Rather than trusting a political organization or whoever wrote that in Wikipedia, I prefer to look at the data myself. A zip file containing speleotherm data has thoughtfully been provided here:
When I look at his graph, it sure looks like it's getting colder to me.
In addition, the following paper makes it clear that the warming since 1800 is a "rebound" from the little ice age with a multi-decadal oscillation superposed, and that we have now entered a downward swing in said oscillation, yet the underlying linear "rebound" continues.
And this paper has an explanation for the power spectra of the temperature oscillations which fit the data better than CO2 based models:
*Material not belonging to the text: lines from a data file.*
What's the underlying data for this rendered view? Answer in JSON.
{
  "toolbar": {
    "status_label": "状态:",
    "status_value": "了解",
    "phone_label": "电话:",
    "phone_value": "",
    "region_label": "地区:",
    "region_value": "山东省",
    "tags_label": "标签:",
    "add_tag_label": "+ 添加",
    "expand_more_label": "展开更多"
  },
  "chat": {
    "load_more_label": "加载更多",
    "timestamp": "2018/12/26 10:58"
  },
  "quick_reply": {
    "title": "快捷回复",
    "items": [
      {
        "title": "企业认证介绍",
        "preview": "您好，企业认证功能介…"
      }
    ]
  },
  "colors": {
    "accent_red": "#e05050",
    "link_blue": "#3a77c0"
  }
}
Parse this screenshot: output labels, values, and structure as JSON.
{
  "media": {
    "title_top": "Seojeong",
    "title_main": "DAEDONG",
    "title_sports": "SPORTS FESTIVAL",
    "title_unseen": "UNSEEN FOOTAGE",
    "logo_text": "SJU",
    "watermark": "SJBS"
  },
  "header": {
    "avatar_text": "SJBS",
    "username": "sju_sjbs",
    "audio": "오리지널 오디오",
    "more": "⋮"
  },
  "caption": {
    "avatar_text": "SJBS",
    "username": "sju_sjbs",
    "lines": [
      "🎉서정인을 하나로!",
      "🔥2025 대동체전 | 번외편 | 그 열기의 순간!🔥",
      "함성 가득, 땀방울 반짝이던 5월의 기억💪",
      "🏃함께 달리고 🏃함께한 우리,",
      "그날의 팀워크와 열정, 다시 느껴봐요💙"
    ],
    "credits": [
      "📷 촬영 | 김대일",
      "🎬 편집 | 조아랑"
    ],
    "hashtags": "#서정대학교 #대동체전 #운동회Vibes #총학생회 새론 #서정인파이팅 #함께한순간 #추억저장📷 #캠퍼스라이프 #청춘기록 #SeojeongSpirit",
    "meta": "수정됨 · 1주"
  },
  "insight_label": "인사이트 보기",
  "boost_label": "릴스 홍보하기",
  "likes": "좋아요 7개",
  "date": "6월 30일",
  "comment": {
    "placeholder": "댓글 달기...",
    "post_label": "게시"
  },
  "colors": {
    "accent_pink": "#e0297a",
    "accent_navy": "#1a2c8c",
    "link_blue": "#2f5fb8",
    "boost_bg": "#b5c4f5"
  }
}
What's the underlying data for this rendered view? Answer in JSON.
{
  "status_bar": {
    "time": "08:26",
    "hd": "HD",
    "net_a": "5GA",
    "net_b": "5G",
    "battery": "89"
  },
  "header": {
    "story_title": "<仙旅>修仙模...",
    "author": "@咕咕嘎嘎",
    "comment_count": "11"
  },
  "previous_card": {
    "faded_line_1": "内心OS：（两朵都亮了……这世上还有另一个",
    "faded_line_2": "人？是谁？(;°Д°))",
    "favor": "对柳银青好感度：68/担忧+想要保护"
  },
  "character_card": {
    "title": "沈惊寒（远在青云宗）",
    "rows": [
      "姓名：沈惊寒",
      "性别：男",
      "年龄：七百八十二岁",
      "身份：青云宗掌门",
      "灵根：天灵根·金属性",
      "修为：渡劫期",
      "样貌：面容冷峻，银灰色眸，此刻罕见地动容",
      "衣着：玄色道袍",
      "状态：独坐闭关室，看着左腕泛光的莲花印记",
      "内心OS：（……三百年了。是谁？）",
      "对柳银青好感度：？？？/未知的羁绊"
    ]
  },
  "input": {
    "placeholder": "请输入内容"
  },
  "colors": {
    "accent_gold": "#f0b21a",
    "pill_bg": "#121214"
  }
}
I have no argument about what you point out. Mainly, because it doesn't seem relevant in light of the facts. Namely that our current temperature is almost back up to what it was 1000 years ago, but not yet back to what it was 5000 years ago. Apparently we are still below the average temperature for our current interglacial period. There are all kinds of implications here.
- The Earth has been cooling since about the time of Christ. Shouldn't the people who claim CO2 is the boogey man explain that trend first?
- We're starting to warm back up to conditions in which civilization best flourished: The Holocene Thermal Maximum allowed the beginning of civilization and agriculture, the Minoan Warm Period, Roman Warm Period, and the Mediaeval Warm Period were times of plenty and advancement. Considering how well humanity did in warmer times than this, a finer grained assessment of the risk vs. rewards should be made, as opposed to a Hollywood scare treatment for the ignorant masses. That reeks of an ulterior motive.
- And given the most of the Holocene has been warmer, any life forms which take longer than 10,000 years to evolve obviously have no problem with warmer temperatures than now, so what's with the crap about polar bears becoming extinct?